Happy March!

See You at DragconCon and Decatur Book Festival

I’ll be tagging along with Robin Hobb for these events!

As always, I’m glad to sign Megan Lindholm items as well as Robin Hobb ones, or to have a cup of coffee with you and discuss the older book.

I’ll hope to see some readers there.  My complete schedule is up at Robinhobb.com and on the Robin Hobb Facebook.

Old Paint

I’ve a short story available now in the July 2012 issue of Asimov’s Science Fiction.  “Old Paint” touches on my fondness for the various cars I’ve owned in my life.

Old Paint

Very pleased to note that Megan Lindholm has a new story in the fortcoming July issue of Asimov’s.  “Old Paint” is near future sf/fantasy, and is an homage to my old blue Chevy Celebrity wagon.  Hope you’ll enjoy it.

Elf Fantasy Fair

Well, Robin and I will be traveling again!  Here are the details of her schedule for Elf Fantasy Fair:

On Friday, April 20 at 1 PM, I will be having lunch with readers. A few seats are still available. Het Cultuurcafé, Vuurtorenplein 6-10, Noordwijk. Phone: 071-3613073. E-mail: info@…hetcultuurcafe.nl. Tickets are € 10,-, lunch included.

Friday, April 20 at 5 PM I will be at the Donner Bookshop, Rotterdam, to read a selection and then answer questions.
Boekhandel Donner, Lijnbaan 150, Rotterdam. Phone: 010-4132070. Entrance: free.

Saturday, April 21 ELF FANTASY FAIR www.elffantasy.nl
2 PM Reading at Het Verboden Rijk at the Fair, followed by signing from 3 to 4:30.

Sunday, April 22 ELF FANTASY FAIR Reading at 2PM, followed by signing from 3 to 4:30 PM.

I am so looking forward to this! The theme for the Fair this year is Gods and Pharoahs.  And as always, if you bring a Lindholm book to Robin’s signing, I’ll be happy to borrow her pen!

The Inheritance autographed to you!

I will be doing personalized signings of The Inheritance for my friend Shawn Speakman. Shawn operates The Signed Page, a wonderful site for bibiliophiles who long to possess autographed first editions.

I’ve blogged here before about the beautiful Subterranean Press edition of The Inheritance, with interior art by Tom Kidd. In an extremely generous gesture, Subterranean Press donated one hunded copies of The Inheritance to Shawn to help defray his medical expenses. So by going through Shawn’s site, you will have a chance to own a copy of the book with a personalized signature as well has helping Shawn’s financial picture.

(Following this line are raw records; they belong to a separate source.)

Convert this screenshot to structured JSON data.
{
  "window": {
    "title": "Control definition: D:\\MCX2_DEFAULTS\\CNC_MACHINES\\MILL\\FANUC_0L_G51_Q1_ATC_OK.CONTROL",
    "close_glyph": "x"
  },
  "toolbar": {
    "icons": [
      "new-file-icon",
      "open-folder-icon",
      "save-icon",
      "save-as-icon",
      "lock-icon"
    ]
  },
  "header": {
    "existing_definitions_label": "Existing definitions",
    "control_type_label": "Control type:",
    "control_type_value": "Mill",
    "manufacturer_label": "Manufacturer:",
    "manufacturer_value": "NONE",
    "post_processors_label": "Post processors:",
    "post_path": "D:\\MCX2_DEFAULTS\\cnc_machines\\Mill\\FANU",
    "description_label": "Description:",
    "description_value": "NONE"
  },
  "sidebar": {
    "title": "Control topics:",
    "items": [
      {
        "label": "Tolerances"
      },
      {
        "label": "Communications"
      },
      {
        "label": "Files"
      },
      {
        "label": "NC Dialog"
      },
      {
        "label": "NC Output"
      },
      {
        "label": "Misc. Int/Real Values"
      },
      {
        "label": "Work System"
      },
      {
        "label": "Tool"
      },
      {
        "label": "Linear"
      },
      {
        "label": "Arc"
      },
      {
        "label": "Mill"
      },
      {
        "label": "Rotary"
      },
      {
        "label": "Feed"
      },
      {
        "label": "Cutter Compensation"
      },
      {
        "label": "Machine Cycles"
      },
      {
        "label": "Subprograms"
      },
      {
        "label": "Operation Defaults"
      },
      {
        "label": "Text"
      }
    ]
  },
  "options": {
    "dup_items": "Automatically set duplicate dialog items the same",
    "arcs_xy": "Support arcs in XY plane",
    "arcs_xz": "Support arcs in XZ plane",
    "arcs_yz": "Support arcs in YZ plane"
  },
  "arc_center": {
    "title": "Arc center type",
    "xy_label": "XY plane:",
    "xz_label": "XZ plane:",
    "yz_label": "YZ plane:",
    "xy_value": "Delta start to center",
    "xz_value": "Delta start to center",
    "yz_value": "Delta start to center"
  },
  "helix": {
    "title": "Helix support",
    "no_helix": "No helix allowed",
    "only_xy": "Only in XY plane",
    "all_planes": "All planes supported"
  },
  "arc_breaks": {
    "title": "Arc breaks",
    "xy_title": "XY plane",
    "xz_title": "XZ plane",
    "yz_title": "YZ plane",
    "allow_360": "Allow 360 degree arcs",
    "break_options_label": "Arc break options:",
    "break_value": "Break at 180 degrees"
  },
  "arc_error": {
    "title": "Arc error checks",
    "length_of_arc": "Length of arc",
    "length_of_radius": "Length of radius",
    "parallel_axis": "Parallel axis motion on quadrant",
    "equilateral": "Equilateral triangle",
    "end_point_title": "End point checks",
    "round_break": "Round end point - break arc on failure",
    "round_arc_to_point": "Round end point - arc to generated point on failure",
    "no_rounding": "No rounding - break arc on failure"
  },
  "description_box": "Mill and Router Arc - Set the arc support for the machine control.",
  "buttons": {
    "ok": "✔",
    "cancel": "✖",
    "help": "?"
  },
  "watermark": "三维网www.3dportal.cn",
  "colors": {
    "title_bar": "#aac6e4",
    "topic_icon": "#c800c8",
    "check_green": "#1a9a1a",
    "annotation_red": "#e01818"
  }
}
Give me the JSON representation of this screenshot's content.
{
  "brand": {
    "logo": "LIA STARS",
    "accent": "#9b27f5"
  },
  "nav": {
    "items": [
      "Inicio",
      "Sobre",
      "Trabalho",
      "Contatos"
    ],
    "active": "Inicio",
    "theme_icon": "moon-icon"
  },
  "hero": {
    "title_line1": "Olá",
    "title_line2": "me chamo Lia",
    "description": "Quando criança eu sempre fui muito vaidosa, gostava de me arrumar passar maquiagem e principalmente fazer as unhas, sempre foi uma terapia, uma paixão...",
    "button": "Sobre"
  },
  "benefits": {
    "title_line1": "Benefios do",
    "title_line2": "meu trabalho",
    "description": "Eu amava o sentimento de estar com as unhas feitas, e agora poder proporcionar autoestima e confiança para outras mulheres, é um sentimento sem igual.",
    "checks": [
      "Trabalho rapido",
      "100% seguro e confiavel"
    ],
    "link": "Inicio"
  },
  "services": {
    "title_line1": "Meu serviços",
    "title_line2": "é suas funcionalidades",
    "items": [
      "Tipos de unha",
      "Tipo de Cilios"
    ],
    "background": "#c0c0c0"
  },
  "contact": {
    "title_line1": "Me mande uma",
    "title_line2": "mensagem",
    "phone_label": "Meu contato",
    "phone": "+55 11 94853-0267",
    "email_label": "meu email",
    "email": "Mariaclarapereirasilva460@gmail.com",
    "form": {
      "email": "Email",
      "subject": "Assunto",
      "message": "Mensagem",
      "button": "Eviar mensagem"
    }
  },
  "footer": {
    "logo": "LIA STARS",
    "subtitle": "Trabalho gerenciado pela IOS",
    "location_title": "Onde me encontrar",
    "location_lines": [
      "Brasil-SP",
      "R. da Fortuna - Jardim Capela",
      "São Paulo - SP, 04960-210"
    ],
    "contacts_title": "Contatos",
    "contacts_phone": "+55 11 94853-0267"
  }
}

While you are on The Signed Page site, check out the other autograph opportunities there, including Brian Herbert signing Sisterhood of Dune!